6. Your marketing will be inconsistent and so lose effectiveness

Our society bombards us with messages. We receive 100’s of marketing messages a day in the form or emails, social media, advertising, networking etc. There is only so much room in our heads for messages. The new ones simply push the old ones out (have you seen the memory scenes in Disney’s Inside Out?)

If you want your brand and your stories to be remembered by your target audience, you need to maintain a consistent flow of marketing activity to ensure you aren’t erased from the back of their minds.

7. You have to shout louder than your competitors

When the economy slows down, both you and your competitors are chasing after the reduced number of new clients out there. If those potential clients are going to recognise and then engage with you so that you have a chance to sell to them, you must ensure they see your marketing messages and remember them for when they decide they need a new supplier. To do that means more marketing, not less. He who shouts loudest, lives longest!

The calculation in 4 above may be more than you are comfortable spending. If this is the case, you will have to accept lower growth levels for the business. You may be lucky and your marketing and sales are more effective that history suggests (that will be great) but you cannot rely on that happening. If you want to achieve your growth targets, you have to commit a budget and then stick to it.

I hope this helps.

Nobody buys from people they’ve never heard of, or do they?

Back in the “olden days” when you would never get fired for buying IBM, companies spent a huge amount of money generating the brand awareness and brand trust that meant they would be considered as “an IBM brand”. Today, things have changed somewhat and people will buy from brands they’ve never heard of. There is, however, a big proviso in that purchase.

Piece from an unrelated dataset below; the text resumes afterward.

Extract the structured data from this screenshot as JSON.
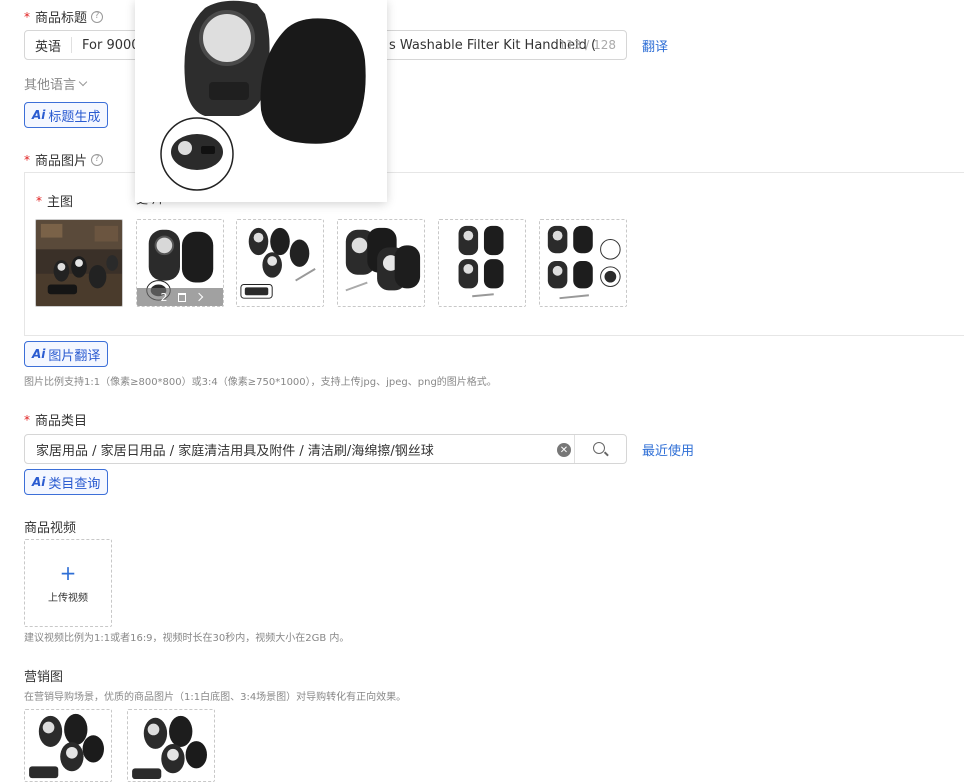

There has to be a very low level of perceived risk. Let’s look at some examples to explain what I mean.

Tertiary Brands

Back in the 90’s, the supermarkets started introducing what they called tertiary brands. These were the precursors to the value ranges that most of the supermarkets went on to develop. The tertiary brands were cheap versions of either branded or own-brand products. They would be very cheap and so, even if they didn’t taste particularly nice, you, as a consumer, hadn’t lost much. In the minds of the buyers of these products, there was a perceived monetary loss, but only a small one and so many people bought these products. They, no doubt, believed that the supermarkets wouldn’t sell anything that was that bad.

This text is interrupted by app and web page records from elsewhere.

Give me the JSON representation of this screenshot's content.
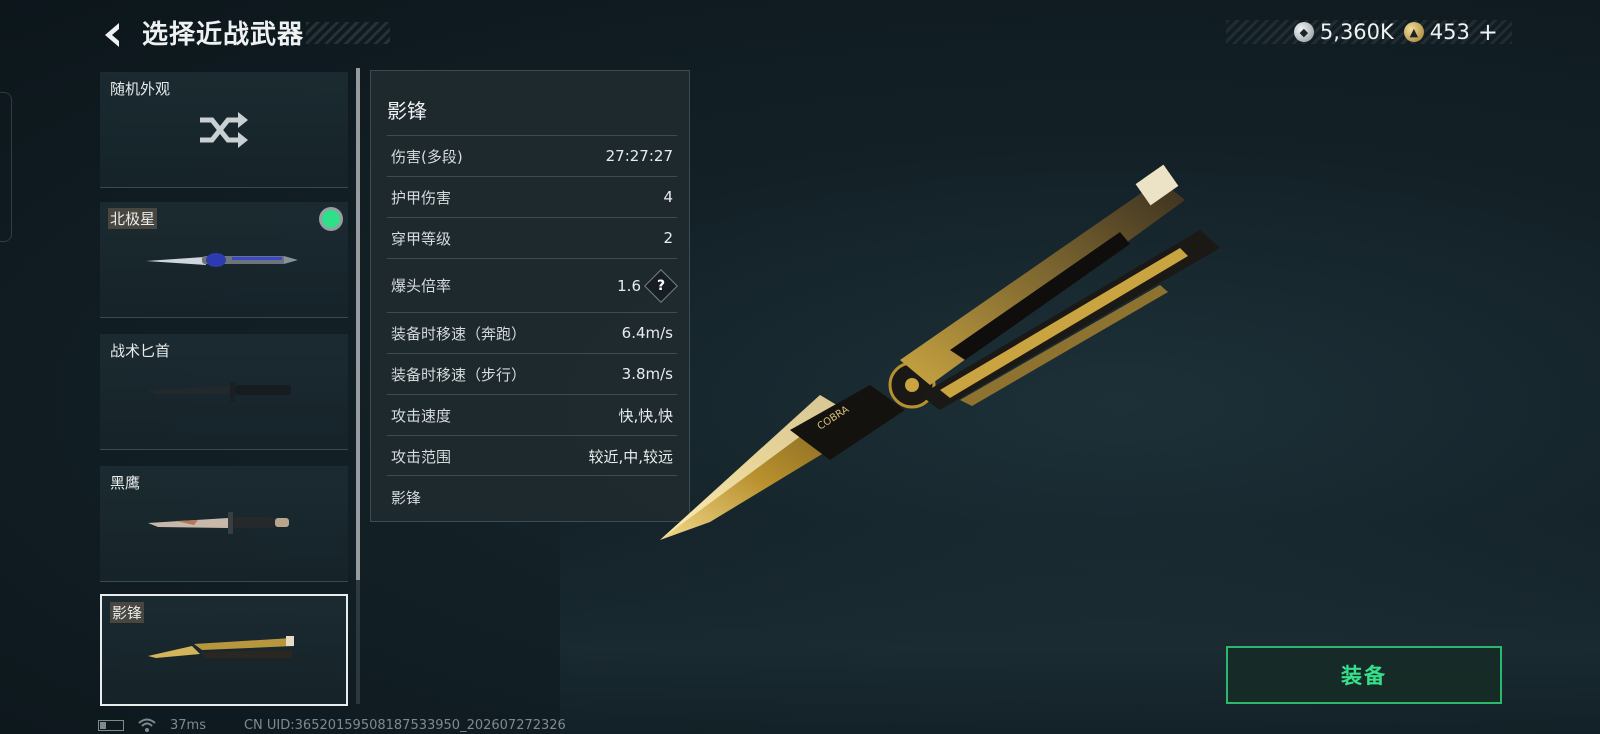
{
  "header": {
    "title": "选择近战武器"
  },
  "currency": {
    "silver_value": "5,360K",
    "gold_value": "453",
    "plus_label": "+"
  },
  "weapons": [
    {
      "label": "随机外观"
    },
    {
      "label": "北极星",
      "equipped": true
    },
    {
      "label": "战术匕首"
    },
    {
      "label": "黑鹰"
    },
    {
      "label": "影锋",
      "selected": true
    }
  ],
  "stats": {
    "name": "影锋",
    "rows": [
      {
        "label": "伤害(多段)",
        "value": "27:27:27"
      },
      {
        "label": "护甲伤害",
        "value": "4"
      },
      {
        "label": "穿甲等级",
        "value": "2"
      },
      {
        "label": "爆头倍率",
        "value": "1.6"
      },
      {
        "label": "装备时移速（奔跑）",
        "value": "6.4m/s"
      },
      {
        "label": "装备时移速（步行）",
        "value": "3.8m/s"
      },
      {
        "label": "攻击速度",
        "value": "快,快,快"
      },
      {
        "label": "攻击范围",
        "value": "较近,中,较远"
      }
    ],
    "help_label": "?",
    "footer": "影锋"
  },
  "preview": {
    "engraving": "COBRA"
  },
  "actions": {
    "equip_label": "装备"
  },
  "status": {
    "ping": "37ms",
    "uid": "CN UID:3652015950818753395​0_202607272326"
  },
  "colors": {
    "accent_green": "#37e08a",
    "equipped_dot": "#2fe08a",
    "gold": "#c9a441"
  }
}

The Nokia 3310

nokia 3310With the Nokia 3310 making a comeback, it reminds of the days when that phone was de rigeur. Even in the days before Facebook and Instagram, you really weren’t cool if you had a Sony Ericsson phone. However, many people (including yours truly) bought something without the Nokia badge on it and risked what our friends would say. Personally, I rarely run with the crowd and so that was my main reason for not buying a 3310.

Amazon

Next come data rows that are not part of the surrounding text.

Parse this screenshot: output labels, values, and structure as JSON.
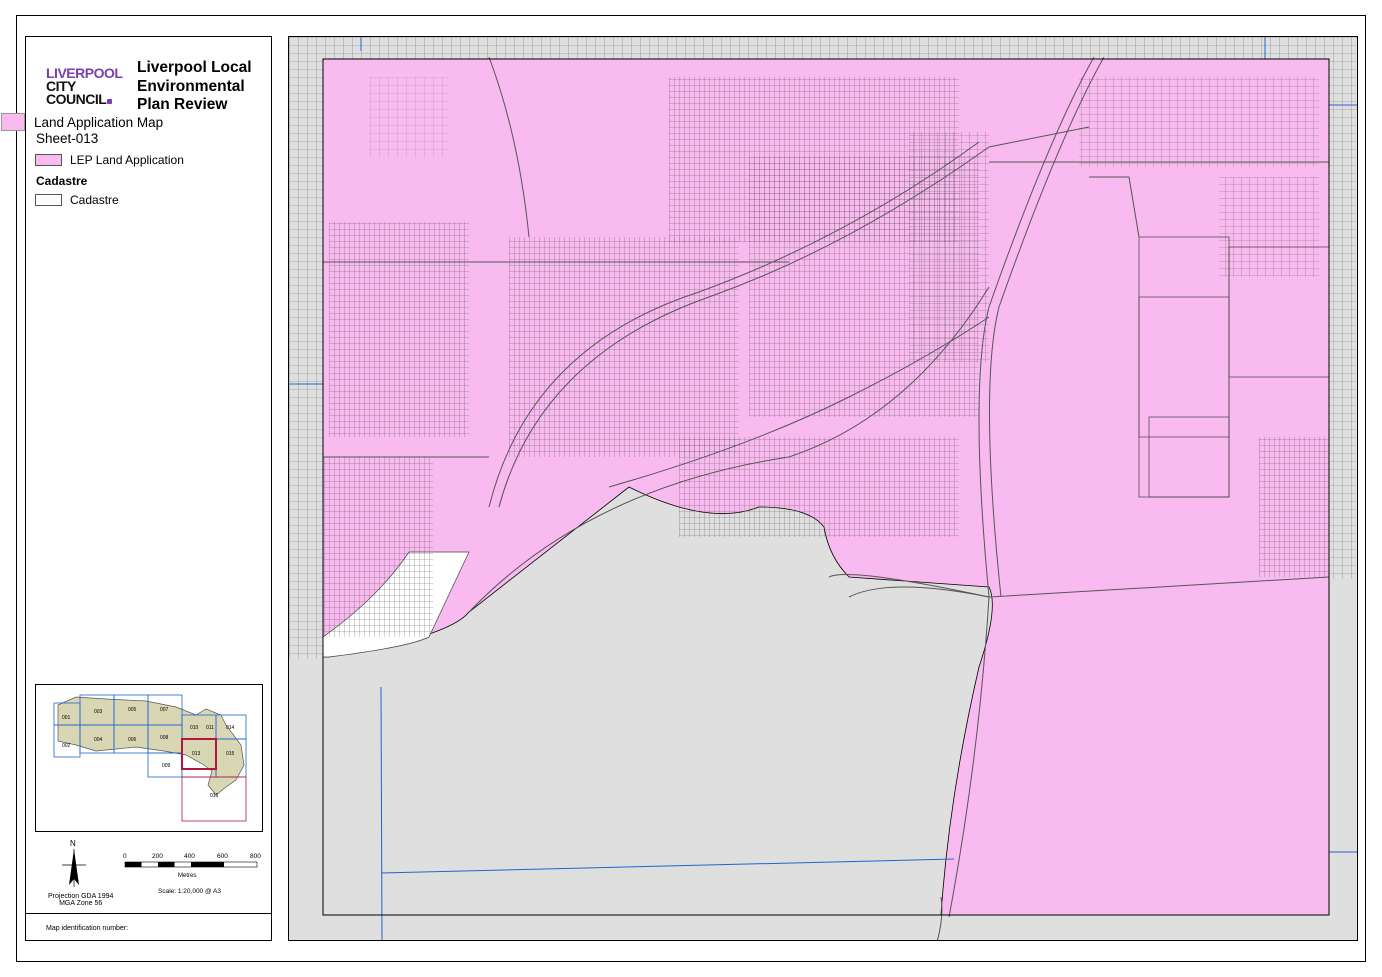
{
  "logo": {
    "line1": "LIVERPOOL",
    "line2": "CITY",
    "line3": "COUNCIL"
  },
  "title": {
    "line1": "Liverpool Local",
    "line2": "Environmental",
    "line3": "Plan Review"
  },
  "map_type": "Land Application Map",
  "sheet": "Sheet-013",
  "legend": {
    "lep_label": "LEP Land Application",
    "cadastre_heading": "Cadastre",
    "cadastre_label": "Cadastre"
  },
  "colors": {
    "lep": "#f9baf0",
    "outside": "#dfdfdf",
    "grid": "#1f66d1",
    "selected": "#b0173a",
    "lga": "#d9d6b4"
  },
  "inset": {
    "sheets": [
      "001",
      "002",
      "003",
      "004",
      "005",
      "006",
      "007",
      "008",
      "009",
      "010",
      "011",
      "013",
      "014",
      "015",
      "016"
    ],
    "current": "013"
  },
  "north": "N",
  "scale": {
    "ticks": [
      "0",
      "200",
      "400",
      "600",
      "800"
    ],
    "unit": "Metres",
    "text": "Scale: 1:20,000 @ A3"
  },
  "projection": {
    "line1": "Projection GDA 1994",
    "line2": "MGA Zone 56"
  },
  "map_id_label": "Map identification number:"
}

Amazon now enables 1000’s of brands that few have ever heard of to offer their products to the marketplace. There are very few products that you cannot find on Amazon.  In the same vein, Ebay allows us to buy from people we’ve never heard of, never mine brands.  £millions are spent every day on both new and secondhand products where we have no clue whether they are going to be any good, or even work.  Luckily for us, the peer reviews fellow purchasers provide allow us to reduce the risk in our minds before pressing “Add to Basket”.

So what do all of these have in common?

They met a need in the market at the time, either now or in the past.

Do you meet a need?

When a decision maker is considering purchasing from you for the first time, your marketing has to do the following:

  1. Show that you help them resolve a need
  2. Reduce the level of perceived risk to an acceptable level.

Reducing perceived risk

In a B2B market, price is a factor, but rarely the sole factor. The old adage still fits: “There is good, quick and cheap.  You can have any two, but not all three”.

Price is going to help, but to me the key factor is proof.  Show your target audience the evidence you have that shows you can deliver on their needs.

We’ll start looking at the different types of evidence next week..

I hope this helps